Pros: Inexpensive for a few PCs. Easy to use application. Option to display icons on files to show what is backed up and what is pending. Easy to use options. The option to order restore DVDs is available for disaster recovery, but it is expensive.
Cons: No plans for a linux client. Slow transfer speed.
My thoughts: For Windows-only users this is a great service. Automatic monthly payments make the cost easy to budget.
JungleDisk (Windows, Mac, Linux)
Cost: $2-5 per month and $0.15 per GB. Transfer rates apply with storage on Amazon S3, or no transfer fee with storage on Rackspace.
Pros: The price structure is fair — pay for what you use. A very reliable infrastructure in the two providers. Encryption. Multiple datacenters to assure your data is safe. They’ve been around for a while. Inexpensive for small amounts of data. Data de-duplication reduces storage space, cost, and upload size.
Cons: Can get expensive with large amounts of data. The application is somewhat confusing at first.
My thoughts: Another good cross-platform provider. Although a bit more costly than CrashPlan or Mozy, the thought of multiple data centers is appealing to those with mission-critical data.
Symform (Windows, Mac, Linux [Beta])
Cost: First 10GB free, $0.15/GB/Month each additional (or free if you contribute)
Pros: Generous amounts of free space, and no limits on the amount of space you can earn if you contribute storage. Contribution is not required. Interface is simple, and setup is easy. Support can be paid by contributing space as well.
Cons: No option yet to select files to exclude, or for single file restores. Contributing requires setting up port forwarding.

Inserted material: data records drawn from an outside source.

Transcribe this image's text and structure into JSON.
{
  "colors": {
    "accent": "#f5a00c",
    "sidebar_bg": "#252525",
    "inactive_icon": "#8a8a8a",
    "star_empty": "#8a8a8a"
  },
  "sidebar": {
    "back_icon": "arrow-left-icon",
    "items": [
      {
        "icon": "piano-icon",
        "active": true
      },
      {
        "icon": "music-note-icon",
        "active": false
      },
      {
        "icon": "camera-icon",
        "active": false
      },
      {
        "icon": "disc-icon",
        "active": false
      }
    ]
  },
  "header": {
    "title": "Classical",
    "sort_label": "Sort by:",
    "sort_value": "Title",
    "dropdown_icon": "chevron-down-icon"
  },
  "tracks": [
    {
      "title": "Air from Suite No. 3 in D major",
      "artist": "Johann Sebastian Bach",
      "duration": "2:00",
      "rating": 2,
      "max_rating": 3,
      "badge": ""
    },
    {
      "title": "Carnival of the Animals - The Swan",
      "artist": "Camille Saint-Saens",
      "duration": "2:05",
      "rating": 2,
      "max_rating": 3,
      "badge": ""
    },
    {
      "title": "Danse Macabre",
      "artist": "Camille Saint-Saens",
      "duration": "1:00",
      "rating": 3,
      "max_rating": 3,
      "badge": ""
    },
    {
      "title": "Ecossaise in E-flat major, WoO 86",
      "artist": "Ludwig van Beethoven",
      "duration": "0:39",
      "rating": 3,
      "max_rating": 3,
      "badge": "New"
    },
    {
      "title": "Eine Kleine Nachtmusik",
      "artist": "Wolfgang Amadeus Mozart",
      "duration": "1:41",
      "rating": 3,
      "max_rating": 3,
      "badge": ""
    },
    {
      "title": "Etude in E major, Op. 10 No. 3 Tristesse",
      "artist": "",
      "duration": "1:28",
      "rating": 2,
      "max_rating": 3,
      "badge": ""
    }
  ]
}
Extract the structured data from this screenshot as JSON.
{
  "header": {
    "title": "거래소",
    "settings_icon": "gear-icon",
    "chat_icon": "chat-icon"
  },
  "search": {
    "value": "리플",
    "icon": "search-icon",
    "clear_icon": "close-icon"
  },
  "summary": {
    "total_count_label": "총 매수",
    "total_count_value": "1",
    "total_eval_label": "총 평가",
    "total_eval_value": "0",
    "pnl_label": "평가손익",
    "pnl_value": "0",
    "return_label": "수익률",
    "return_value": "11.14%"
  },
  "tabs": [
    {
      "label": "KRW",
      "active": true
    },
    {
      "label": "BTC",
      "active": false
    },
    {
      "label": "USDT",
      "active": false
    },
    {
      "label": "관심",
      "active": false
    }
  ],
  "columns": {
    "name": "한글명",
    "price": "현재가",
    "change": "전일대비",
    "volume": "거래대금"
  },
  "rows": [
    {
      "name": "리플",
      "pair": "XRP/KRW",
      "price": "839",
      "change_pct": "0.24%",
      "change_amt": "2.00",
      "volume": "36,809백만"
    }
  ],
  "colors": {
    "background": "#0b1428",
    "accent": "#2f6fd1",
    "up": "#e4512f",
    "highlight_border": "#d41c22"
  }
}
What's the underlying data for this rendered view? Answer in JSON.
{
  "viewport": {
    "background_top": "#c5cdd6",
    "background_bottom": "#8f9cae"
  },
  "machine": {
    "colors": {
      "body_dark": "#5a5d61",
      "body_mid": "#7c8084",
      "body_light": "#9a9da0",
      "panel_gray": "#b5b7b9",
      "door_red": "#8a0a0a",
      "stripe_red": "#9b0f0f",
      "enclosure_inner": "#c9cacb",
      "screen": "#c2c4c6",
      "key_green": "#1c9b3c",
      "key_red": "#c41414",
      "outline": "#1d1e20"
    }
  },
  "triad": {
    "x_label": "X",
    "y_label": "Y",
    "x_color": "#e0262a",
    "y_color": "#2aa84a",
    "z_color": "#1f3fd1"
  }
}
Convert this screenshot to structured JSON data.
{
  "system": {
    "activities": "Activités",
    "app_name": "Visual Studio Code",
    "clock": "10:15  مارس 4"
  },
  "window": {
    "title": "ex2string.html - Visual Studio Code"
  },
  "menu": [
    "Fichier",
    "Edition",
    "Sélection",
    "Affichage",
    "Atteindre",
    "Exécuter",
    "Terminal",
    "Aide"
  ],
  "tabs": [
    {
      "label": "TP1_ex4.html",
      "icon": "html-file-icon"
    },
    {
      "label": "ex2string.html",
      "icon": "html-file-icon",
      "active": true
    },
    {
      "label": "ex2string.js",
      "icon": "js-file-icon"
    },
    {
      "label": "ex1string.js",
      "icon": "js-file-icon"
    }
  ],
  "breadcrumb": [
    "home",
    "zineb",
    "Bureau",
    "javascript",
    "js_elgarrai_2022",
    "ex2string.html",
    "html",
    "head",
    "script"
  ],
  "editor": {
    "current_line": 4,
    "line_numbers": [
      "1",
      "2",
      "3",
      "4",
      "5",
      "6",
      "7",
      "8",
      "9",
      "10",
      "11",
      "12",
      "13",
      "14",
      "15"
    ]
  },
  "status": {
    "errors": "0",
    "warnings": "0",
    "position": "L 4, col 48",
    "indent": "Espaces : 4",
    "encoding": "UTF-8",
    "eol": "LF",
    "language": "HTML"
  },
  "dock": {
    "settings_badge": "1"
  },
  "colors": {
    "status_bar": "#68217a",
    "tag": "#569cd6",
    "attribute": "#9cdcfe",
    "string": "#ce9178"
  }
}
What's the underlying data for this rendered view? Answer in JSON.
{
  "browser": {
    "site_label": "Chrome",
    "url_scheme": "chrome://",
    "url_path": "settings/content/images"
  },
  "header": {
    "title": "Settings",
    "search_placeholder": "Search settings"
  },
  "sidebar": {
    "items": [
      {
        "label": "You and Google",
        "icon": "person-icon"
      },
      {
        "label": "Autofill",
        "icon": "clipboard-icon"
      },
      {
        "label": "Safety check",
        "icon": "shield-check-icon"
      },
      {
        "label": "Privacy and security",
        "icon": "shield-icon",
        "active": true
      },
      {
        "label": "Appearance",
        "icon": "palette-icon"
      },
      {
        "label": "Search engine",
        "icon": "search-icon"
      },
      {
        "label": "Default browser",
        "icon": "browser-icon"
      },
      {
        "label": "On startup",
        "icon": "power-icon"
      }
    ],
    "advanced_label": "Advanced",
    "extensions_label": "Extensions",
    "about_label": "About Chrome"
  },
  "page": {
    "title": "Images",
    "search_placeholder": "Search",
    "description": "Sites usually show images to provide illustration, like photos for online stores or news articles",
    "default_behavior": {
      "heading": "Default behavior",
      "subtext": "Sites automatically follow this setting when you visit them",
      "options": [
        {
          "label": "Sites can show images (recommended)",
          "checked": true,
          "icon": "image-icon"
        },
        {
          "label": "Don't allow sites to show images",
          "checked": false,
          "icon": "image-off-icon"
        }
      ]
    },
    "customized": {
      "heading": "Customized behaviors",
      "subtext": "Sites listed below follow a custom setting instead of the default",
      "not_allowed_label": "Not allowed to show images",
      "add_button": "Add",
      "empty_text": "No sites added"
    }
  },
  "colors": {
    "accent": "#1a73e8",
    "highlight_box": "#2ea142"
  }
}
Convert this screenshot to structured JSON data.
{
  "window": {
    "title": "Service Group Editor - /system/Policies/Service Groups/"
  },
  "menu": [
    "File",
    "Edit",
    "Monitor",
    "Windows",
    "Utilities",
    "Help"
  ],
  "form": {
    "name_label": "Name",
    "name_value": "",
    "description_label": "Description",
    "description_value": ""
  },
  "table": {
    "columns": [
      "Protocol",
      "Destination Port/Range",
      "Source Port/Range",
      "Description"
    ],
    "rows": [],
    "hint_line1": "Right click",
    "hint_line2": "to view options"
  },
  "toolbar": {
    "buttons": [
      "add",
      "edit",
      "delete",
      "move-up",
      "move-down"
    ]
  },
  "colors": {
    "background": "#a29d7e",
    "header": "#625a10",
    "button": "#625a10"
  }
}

My thoughts: Symform is a good, spacious alternative to other backup providers, and especially appealing for users who have space to contribute.
Bottom line: There really are no “perfect fit” backup solutions, but the best practice is to use one or more different methods and keep at least one at a second location (“off-site”). Worst case, your home could burn to the ground or be broken into, and your optical discs and external hard drives would be forever gone. Online backups do alleviate that fear, but rely on an internet connection to recover your data. I’ve found it best to keep one backup copy on an external hard drive (for accessing large amounts of data quickly) and use an online provider for worst-case recovery (the backup hard drive crashes, or fire or theft claims the backup). It’s all about how valuable your data is to you.
Comments and feedback are welcome, as always.
If you’re a jungledisk user on linux, and you put junglediskdesktop in your Startup Applications you may receive unusual errors when you log in.
Such errors are:
- The jungledisk tray icon does not appear
- The jungledisk window floats and cannot be closed
- The jungledisk app gives unusual errors
The problem appears to be that there’s a race condition where junglediskdesktop starts before Gnome is ready to handle it as a tray app.
- Create a text file with gedit (or your editor of choice)
- In the file, enter these two lines:
#!/bin/bash sleep 3 && /usr/local/bin/junglediskdesktop
You’ll need to make your new script executable, so at a terminal do:
chmod +x filename
Now, in startup applications, use your new script instead of junglediskdesktop.
What this script does:
It ‘sleeps’ for 3 seconds before starting the junglediskdesktop application.
Doing that allows Gnome to be ready to handle junglediskdesktop correctly.
It’s my opinion that this is an issue with junglediskdesktop itself (not waiting for Gnome to be ready) rather than an issue with the Gnome itself.